“Educating our youth in advanced skills is one of the greatest tools we have to continue positioning Texas as a national and global economic leader,” said Gov. Perry. “Through support from the Texas Workforce Commission, these initiatives provide the foundation for future high-tech workforce success.”

Through its participation in TYT, Richland College of the Dallas County Community College District has clear-cut goals for supporting the governor’s initiatives and Texas employers.

“We are pleased that the TWC recognized our unique partnerships with the University of Texas at Dallas, the University of Texas at Arlington, and the University of North Texas to prepare students to enter those universities as juniors in their electrical engineering programs,” said Richland College president Stephen Mittelstet. “This funding will allow us to encourage and support even more students to enter that vital pipeline and succeed.”

The youth workforce development initiative will include an academic adviser to provide individual outreach to students earning Associate of Science degrees in engineering or computer science, helping to ensure successful completion of studies and transfer to the university level. Scholarships will cover tuition and textbook costs, and qualifying students will earn financial assistance. Faculty will mentor students, as well.

TYT and resulting projects will establish programs to increase postsecondary enrollments, retention, and graduates in engineering and computer science. Working with the Texas Engineering and Technical Consortium (TETC), the grant program also will increase collaboration among Texas employers, institutions of higher education, and collegiate engineering and science departments.

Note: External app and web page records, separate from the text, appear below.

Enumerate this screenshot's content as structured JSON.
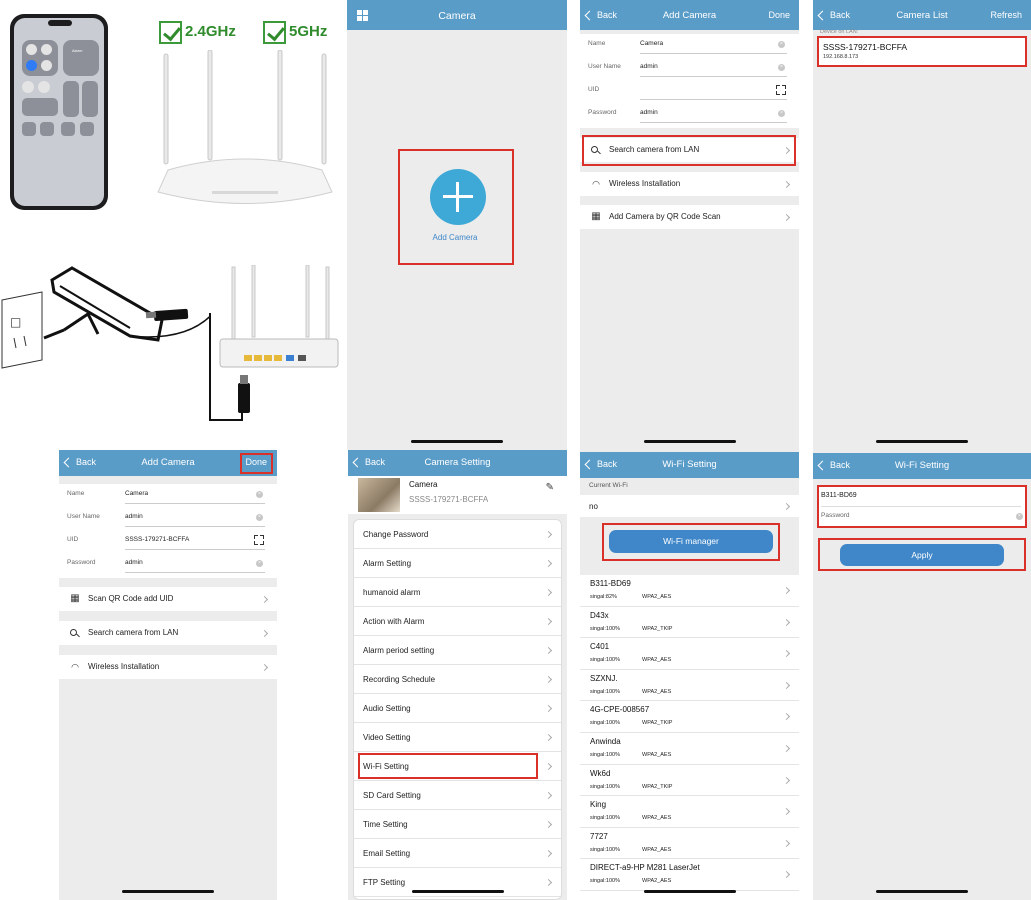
{
  "illustration": {
    "band_24": "2.4GHz",
    "band_5": "5GHz",
    "phone_alarm_label": "Alarm"
  },
  "camera_home": {
    "title": "Camera",
    "add_label": "Add Camera"
  },
  "add_camera_1": {
    "back": "Back",
    "title": "Add Camera",
    "done": "Done",
    "fields": [
      {
        "label": "Name",
        "value": "Camera"
      },
      {
        "label": "User Name",
        "value": "admin"
      },
      {
        "label": "UID",
        "value": ""
      },
      {
        "label": "Password",
        "value": "admin"
      }
    ],
    "menu": [
      "Search camera from LAN",
      "Wireless Installation",
      "Add Camera by QR Code Scan"
    ]
  },
  "camera_list": {
    "back": "Back",
    "title": "Camera List",
    "refresh": "Refresh",
    "section": "Device on LAN:",
    "device_name": "SSSS-179271-BCFFA",
    "device_ip": "192.168.8.173"
  },
  "add_camera_2": {
    "back": "Back",
    "title": "Add Camera",
    "done": "Done",
    "fields": [
      {
        "label": "Name",
        "value": "Camera"
      },
      {
        "label": "User Name",
        "value": "admin"
      },
      {
        "label": "UID",
        "value": "SSSS-179271-BCFFA"
      },
      {
        "label": "Password",
        "value": "admin"
      }
    ],
    "menu": [
      "Scan QR Code add UID",
      "Search camera from LAN",
      "Wireless Installation"
    ]
  },
  "camera_setting": {
    "back": "Back",
    "title": "Camera Setting",
    "device_name": "Camera",
    "device_uid": "SSSS-179271-BCFFA",
    "items": [
      "Change Password",
      "Alarm Setting",
      "humanoid alarm",
      "Action with Alarm",
      "Alarm period setting",
      "Recording Schedule",
      "Audio Setting",
      "Video Setting",
      "Wi-Fi Setting",
      "SD Card Setting",
      "Time Setting",
      "Email Setting",
      "FTP Setting"
    ]
  },
  "wifi_setting": {
    "back": "Back",
    "title": "Wi-Fi Setting",
    "current_label": "Current Wi-Fi",
    "current_value": "no",
    "manager_button": "Wi-Fi manager",
    "networks": [
      {
        "name": "B311-BD69",
        "signal": "singal:82%",
        "enc": "WPA2_AES"
      },
      {
        "name": "D43x",
        "signal": "singal:100%",
        "enc": "WPA2_TKIP"
      },
      {
        "name": "C401",
        "signal": "singal:100%",
        "enc": "WPA2_AES"
      },
      {
        "name": "SZXNJ.",
        "signal": "singal:100%",
        "enc": "WPA2_AES"
      },
      {
        "name": "4G-CPE-008567",
        "signal": "singal:100%",
        "enc": "WPA2_TKIP"
      },
      {
        "name": "Anwinda",
        "signal": "singal:100%",
        "enc": "WPA2_AES"
      },
      {
        "name": "Wk6d",
        "signal": "singal:100%",
        "enc": "WPA2_TKIP"
      },
      {
        "name": "King",
        "signal": "singal:100%",
        "enc": "WPA2_AES"
      },
      {
        "name": "7727",
        "signal": "singal:100%",
        "enc": "WPA2_AES"
      },
      {
        "name": "DIRECT-a9-HP M281 LaserJet",
        "signal": "singal:100%",
        "enc": "WPA2_AES"
      }
    ]
  },
  "wifi_setting_2": {
    "back": "Back",
    "title": "Wi-Fi Setting",
    "ssid": "B311-BD69",
    "password_label": "Password",
    "apply": "Apply"
  },
  "colors": {
    "navbar": "#5a9cc8",
    "highlight": "#d9302a",
    "button": "#3f87c9",
    "check": "#2f8b2c"
  }
}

“A diverse workforce skilled in science, technology, engineering and mathematics is critical to the future economic success and competitiveness of Texas,” said Arturo Sanchez III, TETC chair and Texas Instruments manager of Workforce Development.

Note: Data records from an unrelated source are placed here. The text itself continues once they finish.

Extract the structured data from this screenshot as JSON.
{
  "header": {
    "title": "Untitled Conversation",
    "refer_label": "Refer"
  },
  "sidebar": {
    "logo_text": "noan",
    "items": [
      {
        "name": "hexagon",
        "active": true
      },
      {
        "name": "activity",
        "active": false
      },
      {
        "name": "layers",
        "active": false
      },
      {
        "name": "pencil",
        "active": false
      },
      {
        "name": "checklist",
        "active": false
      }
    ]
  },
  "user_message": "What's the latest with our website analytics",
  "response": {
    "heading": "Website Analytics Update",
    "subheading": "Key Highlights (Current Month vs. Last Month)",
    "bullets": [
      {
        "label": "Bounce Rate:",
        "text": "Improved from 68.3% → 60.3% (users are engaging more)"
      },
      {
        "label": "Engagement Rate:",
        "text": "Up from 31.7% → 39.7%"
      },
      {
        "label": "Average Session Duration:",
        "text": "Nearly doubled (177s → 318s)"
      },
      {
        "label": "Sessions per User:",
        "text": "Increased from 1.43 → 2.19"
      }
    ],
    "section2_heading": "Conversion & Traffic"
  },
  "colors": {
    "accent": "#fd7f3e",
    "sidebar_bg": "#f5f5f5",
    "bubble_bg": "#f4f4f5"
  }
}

TWC has awarded 11 TYT grants totaling $2,410,764 million. In addition to Richland College, recipients include:

• Prairie View A&M University, $312,137
• Sam Houston State University, $178,386
• San Jacinto College, $230,984
• Southern Methodist University, $211,155
• Texas Tech University, $241,449
• The University of Texas at Arlington, $272,162
• The University of Texas at Austin, $221,841
• The University of Texas at Dallas, $242,000
• University of Houston, $300,000
• University of North Texas, $152,393